<<<<
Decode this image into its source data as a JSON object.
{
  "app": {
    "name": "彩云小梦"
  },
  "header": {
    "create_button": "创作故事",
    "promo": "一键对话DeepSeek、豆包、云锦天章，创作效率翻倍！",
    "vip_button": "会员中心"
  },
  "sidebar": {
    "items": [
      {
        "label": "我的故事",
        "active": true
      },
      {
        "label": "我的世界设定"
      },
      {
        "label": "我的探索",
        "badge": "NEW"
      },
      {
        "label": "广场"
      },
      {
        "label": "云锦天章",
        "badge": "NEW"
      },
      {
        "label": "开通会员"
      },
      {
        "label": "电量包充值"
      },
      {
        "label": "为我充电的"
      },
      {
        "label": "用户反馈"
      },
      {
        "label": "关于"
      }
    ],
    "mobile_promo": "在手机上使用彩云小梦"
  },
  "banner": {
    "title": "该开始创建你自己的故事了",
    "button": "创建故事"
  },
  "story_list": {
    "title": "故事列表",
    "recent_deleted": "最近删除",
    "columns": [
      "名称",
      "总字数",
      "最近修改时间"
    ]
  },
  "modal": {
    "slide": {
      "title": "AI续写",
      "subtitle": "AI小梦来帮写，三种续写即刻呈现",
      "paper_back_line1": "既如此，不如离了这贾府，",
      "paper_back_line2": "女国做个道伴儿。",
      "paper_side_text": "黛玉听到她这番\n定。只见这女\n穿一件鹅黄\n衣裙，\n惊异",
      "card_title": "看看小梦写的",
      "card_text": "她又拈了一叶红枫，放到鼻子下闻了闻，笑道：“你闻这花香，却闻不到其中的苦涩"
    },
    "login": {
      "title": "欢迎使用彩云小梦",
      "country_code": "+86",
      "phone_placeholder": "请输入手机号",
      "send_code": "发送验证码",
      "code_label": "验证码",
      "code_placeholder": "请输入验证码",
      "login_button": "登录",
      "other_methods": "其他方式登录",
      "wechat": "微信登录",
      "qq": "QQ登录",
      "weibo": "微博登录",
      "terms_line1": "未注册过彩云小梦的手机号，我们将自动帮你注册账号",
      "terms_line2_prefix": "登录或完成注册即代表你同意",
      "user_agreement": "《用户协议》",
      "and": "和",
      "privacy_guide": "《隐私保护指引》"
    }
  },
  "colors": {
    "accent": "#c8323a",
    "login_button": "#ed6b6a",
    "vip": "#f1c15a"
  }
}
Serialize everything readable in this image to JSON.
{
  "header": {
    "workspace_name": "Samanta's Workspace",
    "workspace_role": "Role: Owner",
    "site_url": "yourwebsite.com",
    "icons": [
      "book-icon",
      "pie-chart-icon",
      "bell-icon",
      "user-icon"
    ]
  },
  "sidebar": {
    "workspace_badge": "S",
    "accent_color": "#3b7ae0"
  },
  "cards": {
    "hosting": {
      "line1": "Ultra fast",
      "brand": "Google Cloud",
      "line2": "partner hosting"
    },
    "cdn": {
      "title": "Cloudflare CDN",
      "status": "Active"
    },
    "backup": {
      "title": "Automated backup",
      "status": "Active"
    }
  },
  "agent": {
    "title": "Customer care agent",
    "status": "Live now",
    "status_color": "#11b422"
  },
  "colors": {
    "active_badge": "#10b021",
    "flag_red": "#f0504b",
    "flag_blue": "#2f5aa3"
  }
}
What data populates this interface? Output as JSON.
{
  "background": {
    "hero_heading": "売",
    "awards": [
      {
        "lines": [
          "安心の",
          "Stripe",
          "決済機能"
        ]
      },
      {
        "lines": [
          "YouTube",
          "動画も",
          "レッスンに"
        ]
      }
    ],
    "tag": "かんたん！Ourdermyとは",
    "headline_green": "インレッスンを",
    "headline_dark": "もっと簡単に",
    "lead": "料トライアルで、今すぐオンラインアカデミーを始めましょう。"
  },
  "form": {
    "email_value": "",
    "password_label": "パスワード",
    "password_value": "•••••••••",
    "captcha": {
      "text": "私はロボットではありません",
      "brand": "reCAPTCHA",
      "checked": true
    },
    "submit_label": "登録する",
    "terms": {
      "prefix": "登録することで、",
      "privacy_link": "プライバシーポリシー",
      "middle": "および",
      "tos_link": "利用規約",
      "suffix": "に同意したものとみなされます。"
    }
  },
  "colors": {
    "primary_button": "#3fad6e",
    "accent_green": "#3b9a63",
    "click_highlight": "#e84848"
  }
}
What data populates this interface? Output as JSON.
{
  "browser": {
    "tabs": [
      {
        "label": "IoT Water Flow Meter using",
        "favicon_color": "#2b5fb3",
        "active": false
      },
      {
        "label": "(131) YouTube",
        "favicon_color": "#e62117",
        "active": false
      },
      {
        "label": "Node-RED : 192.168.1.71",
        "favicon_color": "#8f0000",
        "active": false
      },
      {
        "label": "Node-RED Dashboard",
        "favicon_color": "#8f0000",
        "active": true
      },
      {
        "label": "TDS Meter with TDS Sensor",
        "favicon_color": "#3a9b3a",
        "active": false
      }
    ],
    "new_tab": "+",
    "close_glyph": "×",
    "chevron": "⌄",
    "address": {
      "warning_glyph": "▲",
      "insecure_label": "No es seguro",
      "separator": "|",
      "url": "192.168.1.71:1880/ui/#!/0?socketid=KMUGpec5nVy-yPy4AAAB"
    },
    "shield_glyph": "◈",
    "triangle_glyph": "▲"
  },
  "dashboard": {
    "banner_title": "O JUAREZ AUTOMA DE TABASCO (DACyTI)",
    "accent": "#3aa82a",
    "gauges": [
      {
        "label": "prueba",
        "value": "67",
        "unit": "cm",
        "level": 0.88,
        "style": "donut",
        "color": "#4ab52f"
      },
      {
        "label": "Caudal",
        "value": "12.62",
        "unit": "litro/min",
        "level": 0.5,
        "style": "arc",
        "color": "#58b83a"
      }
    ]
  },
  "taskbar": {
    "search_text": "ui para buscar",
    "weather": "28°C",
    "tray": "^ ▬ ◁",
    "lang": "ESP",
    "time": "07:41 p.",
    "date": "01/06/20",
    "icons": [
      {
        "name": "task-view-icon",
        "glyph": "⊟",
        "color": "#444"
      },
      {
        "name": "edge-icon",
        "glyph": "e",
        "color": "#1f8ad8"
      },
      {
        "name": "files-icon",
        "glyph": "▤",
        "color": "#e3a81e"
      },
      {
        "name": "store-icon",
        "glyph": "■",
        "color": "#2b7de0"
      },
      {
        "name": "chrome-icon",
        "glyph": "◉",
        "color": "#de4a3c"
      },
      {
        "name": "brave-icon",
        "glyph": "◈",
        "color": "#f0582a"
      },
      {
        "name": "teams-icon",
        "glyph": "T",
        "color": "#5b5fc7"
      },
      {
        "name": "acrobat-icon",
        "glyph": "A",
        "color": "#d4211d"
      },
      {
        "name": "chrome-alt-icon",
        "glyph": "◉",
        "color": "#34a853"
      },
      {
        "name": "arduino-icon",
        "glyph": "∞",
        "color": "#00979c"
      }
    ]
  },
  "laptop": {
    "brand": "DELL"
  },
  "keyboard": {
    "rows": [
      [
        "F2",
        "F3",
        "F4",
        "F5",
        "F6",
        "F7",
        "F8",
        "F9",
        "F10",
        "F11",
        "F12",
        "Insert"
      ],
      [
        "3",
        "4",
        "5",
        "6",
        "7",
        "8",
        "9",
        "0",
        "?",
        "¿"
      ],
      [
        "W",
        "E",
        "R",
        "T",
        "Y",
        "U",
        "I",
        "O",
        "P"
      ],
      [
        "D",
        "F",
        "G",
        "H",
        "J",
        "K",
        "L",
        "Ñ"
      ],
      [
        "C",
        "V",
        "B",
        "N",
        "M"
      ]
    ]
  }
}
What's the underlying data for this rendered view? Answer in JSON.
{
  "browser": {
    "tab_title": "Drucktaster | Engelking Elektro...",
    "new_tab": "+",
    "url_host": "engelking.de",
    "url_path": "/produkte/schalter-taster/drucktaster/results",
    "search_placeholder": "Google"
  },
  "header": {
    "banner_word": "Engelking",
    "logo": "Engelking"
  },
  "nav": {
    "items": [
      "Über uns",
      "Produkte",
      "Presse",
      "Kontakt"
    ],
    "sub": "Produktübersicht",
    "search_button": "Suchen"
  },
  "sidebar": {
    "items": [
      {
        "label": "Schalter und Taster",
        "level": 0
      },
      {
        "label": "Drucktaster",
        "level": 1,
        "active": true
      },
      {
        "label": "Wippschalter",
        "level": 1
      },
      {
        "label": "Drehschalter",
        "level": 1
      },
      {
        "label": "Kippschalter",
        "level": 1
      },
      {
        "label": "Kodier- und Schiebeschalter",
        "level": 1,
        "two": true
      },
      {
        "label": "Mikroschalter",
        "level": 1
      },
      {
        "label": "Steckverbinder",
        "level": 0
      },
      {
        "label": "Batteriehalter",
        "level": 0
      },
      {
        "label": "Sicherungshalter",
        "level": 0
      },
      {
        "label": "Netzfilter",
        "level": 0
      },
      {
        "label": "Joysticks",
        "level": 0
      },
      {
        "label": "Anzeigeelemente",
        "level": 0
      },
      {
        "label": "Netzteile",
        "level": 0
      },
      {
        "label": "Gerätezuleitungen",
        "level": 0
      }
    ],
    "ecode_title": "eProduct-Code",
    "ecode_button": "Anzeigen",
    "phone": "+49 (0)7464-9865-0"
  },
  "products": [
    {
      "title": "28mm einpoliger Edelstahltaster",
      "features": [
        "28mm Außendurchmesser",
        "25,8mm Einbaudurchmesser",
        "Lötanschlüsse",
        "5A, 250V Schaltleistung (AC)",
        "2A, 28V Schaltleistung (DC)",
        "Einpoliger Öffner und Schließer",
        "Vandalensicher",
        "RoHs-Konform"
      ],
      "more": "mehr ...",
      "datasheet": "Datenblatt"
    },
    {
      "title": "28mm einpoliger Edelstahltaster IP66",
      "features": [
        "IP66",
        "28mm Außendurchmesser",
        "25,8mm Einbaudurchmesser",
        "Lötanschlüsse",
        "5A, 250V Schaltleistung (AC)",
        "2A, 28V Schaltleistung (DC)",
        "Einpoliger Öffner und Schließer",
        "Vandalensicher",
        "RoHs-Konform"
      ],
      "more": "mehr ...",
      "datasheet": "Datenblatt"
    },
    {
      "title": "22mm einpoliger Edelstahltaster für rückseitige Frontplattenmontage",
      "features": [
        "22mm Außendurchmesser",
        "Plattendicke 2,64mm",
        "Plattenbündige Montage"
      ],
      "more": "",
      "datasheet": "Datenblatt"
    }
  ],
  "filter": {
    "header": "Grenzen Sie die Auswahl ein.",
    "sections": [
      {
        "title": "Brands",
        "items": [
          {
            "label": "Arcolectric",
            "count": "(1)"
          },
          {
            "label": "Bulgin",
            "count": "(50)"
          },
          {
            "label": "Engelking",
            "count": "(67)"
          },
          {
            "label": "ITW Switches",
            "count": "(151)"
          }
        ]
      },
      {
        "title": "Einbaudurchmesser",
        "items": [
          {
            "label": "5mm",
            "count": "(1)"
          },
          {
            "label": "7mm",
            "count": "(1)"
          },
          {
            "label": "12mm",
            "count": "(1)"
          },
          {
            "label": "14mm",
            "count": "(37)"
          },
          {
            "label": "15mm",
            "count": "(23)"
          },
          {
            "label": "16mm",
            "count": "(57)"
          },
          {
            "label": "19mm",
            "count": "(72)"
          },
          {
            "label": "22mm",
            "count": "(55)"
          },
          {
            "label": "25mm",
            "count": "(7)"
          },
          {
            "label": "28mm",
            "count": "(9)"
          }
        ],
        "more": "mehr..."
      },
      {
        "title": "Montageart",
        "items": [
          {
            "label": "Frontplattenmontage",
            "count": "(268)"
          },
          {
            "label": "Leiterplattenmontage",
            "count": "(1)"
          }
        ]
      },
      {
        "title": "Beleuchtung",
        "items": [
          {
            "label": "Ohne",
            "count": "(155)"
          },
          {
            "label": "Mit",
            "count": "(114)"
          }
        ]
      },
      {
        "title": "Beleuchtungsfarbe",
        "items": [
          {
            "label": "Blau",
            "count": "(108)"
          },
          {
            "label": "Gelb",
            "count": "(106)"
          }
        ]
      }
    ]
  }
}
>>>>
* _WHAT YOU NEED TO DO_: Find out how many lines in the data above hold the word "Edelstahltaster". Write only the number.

* _ANSWER TO THE PROBLEM_: 3